In operation, the diameter of the hole or aperture into which the dowel end of the finished workpiece is to be fitted may be measured by inside calipers and this measurement, by use of clamping screw 21, can be transferred to the tool of the present invention, making the spacing between cutting edge 11b and the upper margin of bar portion 19 equal to the calipered diameter.

As may be seen in FIG. 2, with a workpiece 31 (the diameter of its dowel end having previously been brought to an oversize dimension) turning on a lathe spindle 32 and with the lathe's tool rest 33 lowered to a convenient height, the tool, in a substantially level attitude, is hand-held so that the bar portion 10 is positioned under the workpiece. The cutting edge 11b is then pushed gently into the work. When the tool slides over the work, the dowel end of the workpiece will have been reduced to a diameter equal to the predetermined vertical spacing between bar portion 19 and edge 11b. The tool can then be withdrawn and the operation repeated as required to obtain the desired axial length of the reduced dowel end.

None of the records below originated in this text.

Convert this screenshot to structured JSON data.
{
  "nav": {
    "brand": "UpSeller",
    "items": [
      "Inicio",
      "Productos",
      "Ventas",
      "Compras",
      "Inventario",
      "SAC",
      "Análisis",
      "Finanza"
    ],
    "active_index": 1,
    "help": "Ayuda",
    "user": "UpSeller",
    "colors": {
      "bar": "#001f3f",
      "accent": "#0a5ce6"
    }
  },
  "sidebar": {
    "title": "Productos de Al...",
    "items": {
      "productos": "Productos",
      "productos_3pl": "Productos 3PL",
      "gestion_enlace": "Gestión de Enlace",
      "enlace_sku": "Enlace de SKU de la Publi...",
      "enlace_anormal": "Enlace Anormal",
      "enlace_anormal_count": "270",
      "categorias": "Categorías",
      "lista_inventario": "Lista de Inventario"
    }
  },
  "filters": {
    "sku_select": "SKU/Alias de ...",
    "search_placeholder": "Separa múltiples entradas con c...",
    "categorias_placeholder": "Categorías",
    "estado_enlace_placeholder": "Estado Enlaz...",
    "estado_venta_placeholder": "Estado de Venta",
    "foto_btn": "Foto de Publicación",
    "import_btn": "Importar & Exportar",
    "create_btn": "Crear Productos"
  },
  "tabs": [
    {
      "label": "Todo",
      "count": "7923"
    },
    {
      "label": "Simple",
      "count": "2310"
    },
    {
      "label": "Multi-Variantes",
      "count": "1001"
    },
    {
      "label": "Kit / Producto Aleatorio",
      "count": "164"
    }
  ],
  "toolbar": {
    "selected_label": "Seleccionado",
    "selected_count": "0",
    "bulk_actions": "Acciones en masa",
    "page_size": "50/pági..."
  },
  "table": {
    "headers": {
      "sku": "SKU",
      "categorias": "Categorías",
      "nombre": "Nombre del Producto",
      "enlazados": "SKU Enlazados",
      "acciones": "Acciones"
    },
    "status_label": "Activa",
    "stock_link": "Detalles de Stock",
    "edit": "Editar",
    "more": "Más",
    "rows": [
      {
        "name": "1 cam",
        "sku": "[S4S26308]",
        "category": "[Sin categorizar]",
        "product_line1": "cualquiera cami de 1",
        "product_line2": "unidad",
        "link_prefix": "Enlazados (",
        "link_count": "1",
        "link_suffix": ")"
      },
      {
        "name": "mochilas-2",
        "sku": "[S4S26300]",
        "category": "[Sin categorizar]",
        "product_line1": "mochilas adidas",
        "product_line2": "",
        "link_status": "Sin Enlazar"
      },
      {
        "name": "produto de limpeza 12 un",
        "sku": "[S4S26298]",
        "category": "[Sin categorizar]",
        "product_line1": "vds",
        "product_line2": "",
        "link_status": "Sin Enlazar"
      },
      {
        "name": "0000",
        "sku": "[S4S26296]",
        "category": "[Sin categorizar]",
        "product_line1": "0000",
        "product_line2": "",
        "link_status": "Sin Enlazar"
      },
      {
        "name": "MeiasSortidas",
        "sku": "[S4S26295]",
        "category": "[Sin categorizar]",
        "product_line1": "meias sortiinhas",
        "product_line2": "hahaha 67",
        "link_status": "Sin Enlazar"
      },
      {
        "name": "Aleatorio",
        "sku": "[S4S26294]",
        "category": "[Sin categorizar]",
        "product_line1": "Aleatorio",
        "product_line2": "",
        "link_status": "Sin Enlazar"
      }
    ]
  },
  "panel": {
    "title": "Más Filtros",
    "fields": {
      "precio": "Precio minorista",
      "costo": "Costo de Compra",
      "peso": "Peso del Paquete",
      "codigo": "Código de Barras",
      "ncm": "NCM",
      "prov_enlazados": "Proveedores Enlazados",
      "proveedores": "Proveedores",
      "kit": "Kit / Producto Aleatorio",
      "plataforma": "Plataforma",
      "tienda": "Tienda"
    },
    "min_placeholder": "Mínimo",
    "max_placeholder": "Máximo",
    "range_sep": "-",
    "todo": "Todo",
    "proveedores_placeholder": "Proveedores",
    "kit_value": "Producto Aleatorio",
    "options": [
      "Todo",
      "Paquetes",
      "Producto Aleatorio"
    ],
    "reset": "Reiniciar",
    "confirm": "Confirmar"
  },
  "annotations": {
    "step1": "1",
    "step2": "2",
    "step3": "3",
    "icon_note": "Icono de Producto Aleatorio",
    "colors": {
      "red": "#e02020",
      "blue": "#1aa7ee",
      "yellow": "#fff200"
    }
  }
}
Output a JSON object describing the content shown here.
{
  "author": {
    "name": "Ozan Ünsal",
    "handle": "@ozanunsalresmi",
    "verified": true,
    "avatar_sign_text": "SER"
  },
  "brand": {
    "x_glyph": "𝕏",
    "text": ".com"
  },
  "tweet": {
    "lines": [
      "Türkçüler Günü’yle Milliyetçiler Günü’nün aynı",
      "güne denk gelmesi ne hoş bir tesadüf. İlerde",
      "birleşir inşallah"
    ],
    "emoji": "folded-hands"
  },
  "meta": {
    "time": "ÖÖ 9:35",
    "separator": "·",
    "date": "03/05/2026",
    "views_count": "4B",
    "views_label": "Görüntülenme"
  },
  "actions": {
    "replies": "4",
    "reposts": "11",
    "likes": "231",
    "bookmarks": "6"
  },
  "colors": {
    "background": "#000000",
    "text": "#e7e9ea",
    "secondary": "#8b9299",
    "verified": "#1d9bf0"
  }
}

While the invention has been illustrated and described in detail in the drawings and foregoing description, this is to be considered as illustrative and not restrictive in character, it being understood that only the preferred embodiment has been shown and described and that all changes and modifications that come within the spirit of the invention are intended to be protected.

Patent Citations
Cited PatentFiling datePublication dateApplicantTitle
US232634 *Jul 15, 1880Sep 28, 1880 Gage-chisel for wood-turning
US738422 *Jul 14, 1902Sep 8, 1903Anthony DuffyMachinist's try-square.
US911729 *May 11, 1908Feb 9, 1909Edward JonesMeasuring instrument.
US1262678 *Jan 3, 1917Apr 16, 1918Edward LapointCalipers.
US1506285 *May 16, 1922Aug 26, 1924Binns Ralph HClosure member
US1510285 *Mar 19, 1923Sep 30, 1924Lustenberger William FCalipers
US2848020 *May 2, 1957Aug 19, 1958Zemrowski Edmund ATenon cutting tool
US2913019 *May 7, 1957Nov 17, 1959William Sprague CharlesTool holder
US3229731 *Dec 18, 1963Jan 18, 1966Hilton Gerald WEnd and dowel sizer
US3826008 *Apr 2, 1973Jul 30, 1974Nishina SSnap slide calipers
CH40669A * Title not available
Referenced by
Citing PatentFiling datePublication dateApplicantTitle
US5503200 *Jun 17, 1994Apr 2, 1996Lea; Michael F.Shaft tapering device
US7490640 *Sep 22, 2006Feb 17, 2009University Of North Carolina At CharlotteWoodturning tool
U.S. Classification142/56
International ClassificationB27G15/00
Cooperative ClassificationB27G15/00
European ClassificationB27G15/00
Legal Events
Apr 18, 1995FPExpired due to failure to pay maintenance fee
Effective date: 19950208
Feb 5, 1995LAPSLapse for failure to pay maintenance fees
Sep 13, 1994REMIMaintenance fee reminder mailed
Jun 13, 1990FPAYFee payment
Year of fee payment: 8
Apr 9, 1986FPAYFee payment
Year of fee payment: 4